that these codes were not known to be available to the general public.

All these facts lead us to conclude that the cyber-attacks came from an organ of the Government of Riesland, making the
attacks attributable to the State.

Amestonia asserts that the cyber-attacks also constitute a breach of Rieslands international obligation to respect other
States territorial sovereignty.

The principle of territorial sovereignty is a fundamental norm that has long been established. It is the right of a State to
exercise its functions and power over its own territories without the interference of another State. This has two aspects
this first one referring to the exclusivity of the right of the State with respect to its own territory, and the second referring to
the obligation of that State to protect the rights of other States.

Cyber operations may violate a States territorial sovereignty. In his analysis on the incident between Sony and North
Korea, Michael Schmitt said that it would seem reasonable to characterize a cyber-operation involving the emplacement
of malware by a State to cyber infrastructure located in another State as a violation of the latters sovereignty.
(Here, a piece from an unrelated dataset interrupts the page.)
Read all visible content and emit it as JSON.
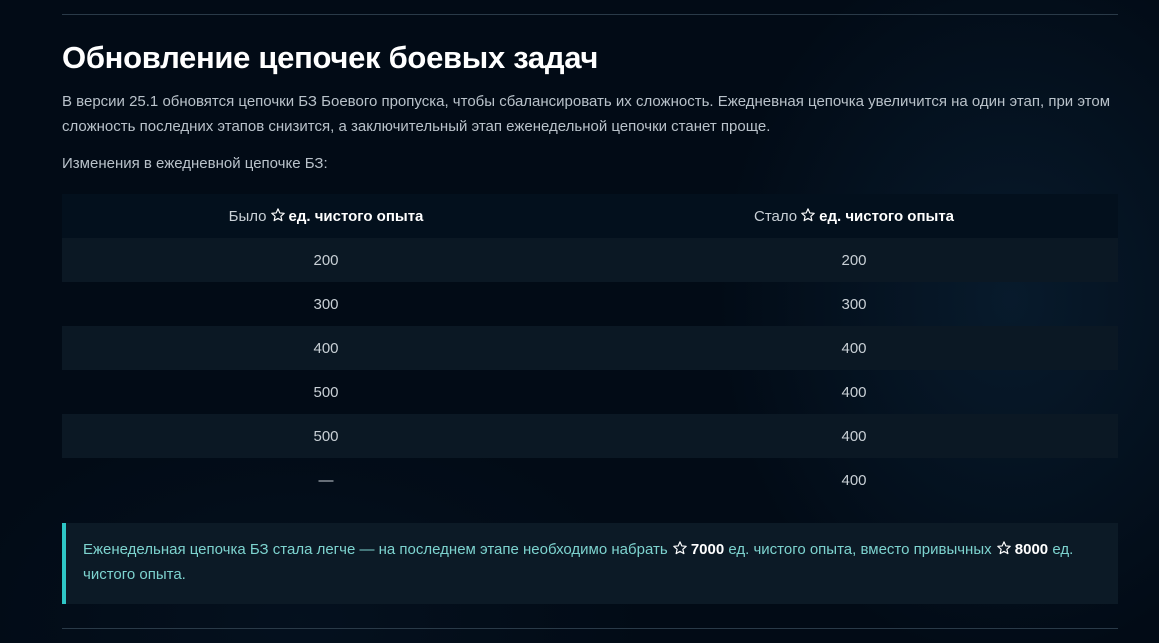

Accordingly,
the Tallinn Manual states that a cyber operation by a State directed against cyber infrastructure located in another State
that causes damage certainly violates the latters sovereignty.

Your Excellencies, this is exactly what happened to Amestonia.


First, the cyber-attacks disabled the computer networks and communication switches at The Ames Post and
Chester and Walsingham. As a result, The Ames Post had to shut down their operations from the time of the
attack till June 2015. Furthermore, a significant number of proceedings before Amestonian courts were delayed
for months because of Chester and Walsinghams inability to access its files.
Finally, the cyber-attacks damaged the infrastructure of The Ames Post and Chester and Walsingham, resulting to
the loss of 90% of the information and other losses amounting to 45-50 million euros.

These are facts indicating a clear violation of Riesland to Amestonias right to enjoy its sovereignty over its cyber
infrastructures and activities.

As these cyber-attacks of Riesland constitute an internationally wrongful act, we submit that as provided for in Article 36 of
the ARSIWA and Rule 6 of the Tallinn Manual, Riesland should take responsibility and pay Amestonia compensation for
the loss and damages it suffered as a result of the said attacks.

In conclusion, the Applicant submits that the detention of Kafker violated international law and that the cyber-attacks
against The Ames Post and Chester and Walsingham constitute an internationally wrongful act by Riesland.

Unless Your Excellencies have further questions, this concludes my submissions. May it please this Honorable Court.